((

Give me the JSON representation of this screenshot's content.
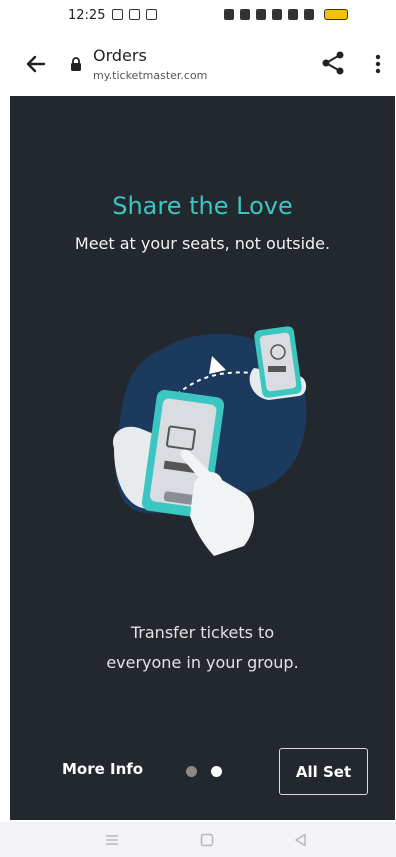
{
  "status_bar": {
    "time": "12:25"
  },
  "header": {
    "title": "Orders",
    "url": "my.ticketmaster.com"
  },
  "slide": {
    "headline": "Share the Love",
    "subhead": "Meet at your seats, not outside.",
    "body_lines": [
      "Transfer tickets to",
      "everyone in your group."
    ],
    "illustration_icon": "phone-transfer-illustration"
  },
  "footer": {
    "more_info_label": "More Info",
    "all_set_label": "All Set",
    "pagination": {
      "total": 2,
      "current": 2
    }
  },
  "colors": {
    "panel_bg": "#23272e",
    "accent": "#3cc6c1",
    "dot_active": "#ffffff",
    "dot_inactive": "#8a8a8a"
  },
  "icons": [
    "back-arrow-icon",
    "lock-icon",
    "share-icon",
    "more-vert-icon",
    "recent-apps-icon",
    "home-icon",
    "back-nav-icon"
  ]
}
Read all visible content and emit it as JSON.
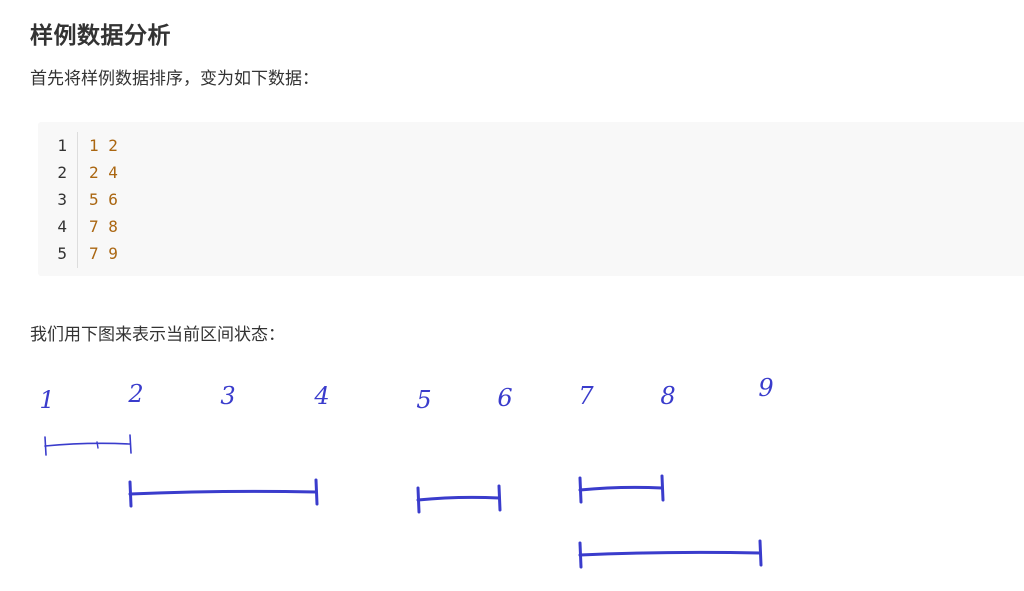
{
  "heading": "样例数据分析",
  "intro": "首先将样例数据排序，变为如下数据：",
  "code": {
    "line_numbers": [
      "1",
      "2",
      "3",
      "4",
      "5"
    ],
    "lines": [
      "1 2",
      "2 4",
      "5 6",
      "7 8",
      "7 9"
    ]
  },
  "caption": "我们用下图来表示当前区间状态：",
  "sketch": {
    "axis_labels": [
      "1",
      "2",
      "3",
      "4",
      "5",
      "6",
      "7",
      "8",
      "9"
    ],
    "intervals": [
      {
        "start": 1,
        "end": 2
      },
      {
        "start": 2,
        "end": 4
      },
      {
        "start": 5,
        "end": 6
      },
      {
        "start": 7,
        "end": 8
      },
      {
        "start": 7,
        "end": 9
      }
    ],
    "ink_color": "#3a3ccc"
  }
}
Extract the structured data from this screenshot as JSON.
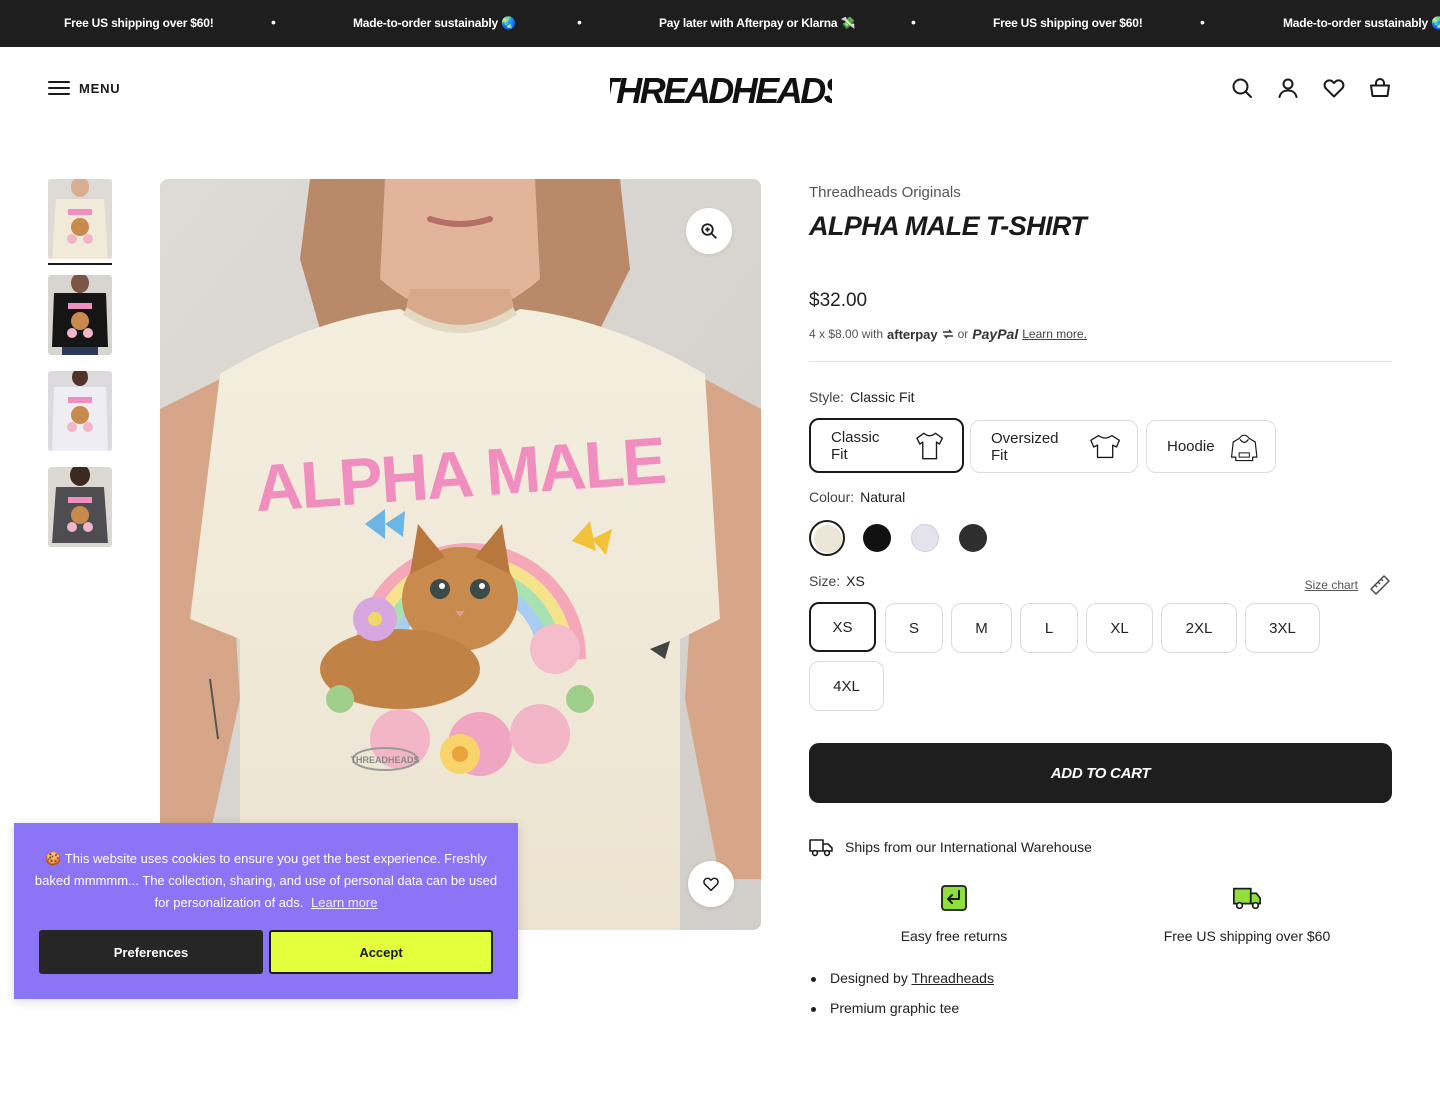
{
  "announcement": {
    "messages": [
      "Free US shipping over $60!",
      "Made-to-order sustainably 🌏",
      "Pay later with Afterpay or Klarna 💸",
      "Free US shipping over $60!",
      "Made-to-order sustainably 🌏"
    ],
    "separator": "•"
  },
  "header": {
    "menu_label": "MENU",
    "logo_text": "THREADHEADS",
    "icons": [
      "search-icon",
      "account-icon",
      "wishlist-icon",
      "cart-icon"
    ]
  },
  "gallery": {
    "thumbnails": [
      "natural",
      "black",
      "white",
      "charcoal"
    ],
    "active_index": 0,
    "print_text": "ALPHA MALE",
    "print_tag": "THREADHEADS"
  },
  "product": {
    "vendor": "Threadheads Originals",
    "title": "ALPHA MALE T-SHIRT",
    "price": "$32.00",
    "installment_prefix": "4 x $8.00 with",
    "afterpay": "afterpay",
    "or": "or",
    "paypal": "PayPal",
    "learn_more": "Learn more.",
    "style": {
      "label": "Style:",
      "selected": "Classic Fit",
      "options": [
        "Classic Fit",
        "Oversized Fit",
        "Hoodie"
      ]
    },
    "colour": {
      "label": "Colour:",
      "selected": "Natural",
      "swatches": [
        "#ede6d6",
        "#111111",
        "#e4e2ec",
        "#2e2e2e"
      ]
    },
    "size": {
      "label": "Size:",
      "selected": "XS",
      "size_chart": "Size chart",
      "options": [
        "XS",
        "S",
        "M",
        "L",
        "XL",
        "2XL",
        "3XL",
        "4XL"
      ]
    },
    "add_to_cart": "ADD TO CART",
    "ships_from": "Ships from our International Warehouse",
    "perks": [
      "Easy free returns",
      "Free US shipping over $60"
    ],
    "bullets": {
      "designed_by": "Designed by",
      "designer": "Threadheads",
      "second": "Premium graphic tee"
    }
  },
  "cookie": {
    "emoji": "🍪",
    "text": "This website uses cookies to ensure you get the best experience. Freshly baked mmmmm... The collection, sharing, and use of personal data can be used for personalization of ads.",
    "learn_more": "Learn more",
    "preferences": "Preferences",
    "accept": "Accept"
  },
  "colors": {
    "bar": "#1e1e1e",
    "cookie_bg": "#8b74f5",
    "accept_bg": "#e4ff3c",
    "print_pink": "#f08fbf",
    "perk_green": "#8fe03a"
  }
}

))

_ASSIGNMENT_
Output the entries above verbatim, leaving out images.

_RESULT_
Give me the JSON representation of this screenshot's content.
{
  "status_bar": {
    "time": "12:25"
  },
  "header": {
    "title": "Orders",
    "url": "my.ticketmaster.com"
  },
  "slide": {
    "headline": "Share the Love",
    "subhead": "Meet at your seats, not outside.",
    "body_lines": [
      "Transfer tickets to",
      "everyone in your group."
    ],
    "illustration_icon": "phone-transfer-illustration"
  },
  "footer": {
    "more_info_label": "More Info",
    "all_set_label": "All Set",
    "pagination": {
      "total": 2,
      "current": 2
    }
  },
  "colors": {
    "panel_bg": "#23272e",
    "accent": "#3cc6c1",
    "dot_active": "#ffffff",
    "dot_inactive": "#8a8a8a"
  },
  "icons": [
    "back-arrow-icon",
    "lock-icon",
    "share-icon",
    "more-vert-icon",
    "recent-apps-icon",
    "home-icon",
    "back-nav-icon"
  ]
}
Read all visible content and emit it as JSON.
{
  "heading": "样例数据分析",
  "intro": "首先将样例数据排序，变为如下数据：",
  "code": {
    "line_numbers": [
      "1",
      "2",
      "3",
      "4",
      "5"
    ],
    "lines": [
      "1 2",
      "2 4",
      "5 6",
      "7 8",
      "7 9"
    ]
  },
  "caption": "我们用下图来表示当前区间状态：",
  "sketch": {
    "axis_labels": [
      "1",
      "2",
      "3",
      "4",
      "5",
      "6",
      "7",
      "8",
      "9"
    ],
    "intervals": [
      {
        "start": 1,
        "end": 2
      },
      {
        "start": 2,
        "end": 4
      },
      {
        "start": 5,
        "end": 6
      },
      {
        "start": 7,
        "end": 8
      },
      {
        "start": 7,
        "end": 9
      }
    ],
    "ink_color": "#3a3ccc"
  }
}
Extract the structured data from this screenshot as JSON.
{
  "announcement": {
    "messages": [
      "Free US shipping over $60!",
      "Made-to-order sustainably 🌏",
      "Pay later with Afterpay or Klarna 💸",
      "Free US shipping over $60!",
      "Made-to-order sustainably 🌏"
    ],
    "separator": "•"
  },
  "header": {
    "menu_label": "MENU",
    "logo_text": "THREADHEADS",
    "icons": [
      "search-icon",
      "account-icon",
      "wishlist-icon",
      "cart-icon"
    ]
  },
  "gallery": {
    "thumbnails": [
      "natural",
      "black",
      "white",
      "charcoal"
    ],
    "active_index": 0,
    "print_text": "ALPHA MALE",
    "print_tag": "THREADHEADS"
  },
  "product": {
    "vendor": "Threadheads Originals",
    "title": "ALPHA MALE T-SHIRT",
    "price": "$32.00",
    "installment_prefix": "4 x $8.00 with",
    "afterpay": "afterpay",
    "or": "or",
    "paypal": "PayPal",
    "learn_more": "Learn more.",
    "style": {
      "label": "Style:",
      "selected": "Classic Fit",
      "options": [
        "Classic Fit",
        "Oversized Fit",
        "Hoodie"
      ]
    },
    "colour": {
      "label": "Colour:",
      "selected": "Natural",
      "swatches": [
        "#ede6d6",
        "#111111",
        "#e4e2ec",
        "#2e2e2e"
      ]
    },
    "size": {
      "label": "Size:",
      "selected": "XS",
      "size_chart": "Size chart",
      "options": [
        "XS",
        "S",
        "M",
        "L",
        "XL",
        "2XL",
        "3XL",
        "4XL"
      ]
    },
    "add_to_cart": "ADD TO CART",
    "ships_from": "Ships from our International Warehouse",
    "perks": [
      "Easy free returns",
      "Free US shipping over $60"
    ],
    "bullets": {
      "designed_by": "Designed by",
      "designer": "Threadheads",
      "second": "Premium graphic tee"
    }
  },
  "cookie": {
    "emoji": "🍪",
    "text": "This website uses cookies to ensure you get the best experience. Freshly baked mmmmm... The collection, sharing, and use of personal data can be used for personalization of ads.",
    "learn_more": "Learn more",
    "preferences": "Preferences",
    "accept": "Accept"
  },
  "colors": {
    "bar": "#1e1e1e",
    "cookie_bg": "#8b74f5",
    "accept_bg": "#e4ff3c",
    "print_pink": "#f08fbf",
    "perk_green": "#8fe03a"
  }
}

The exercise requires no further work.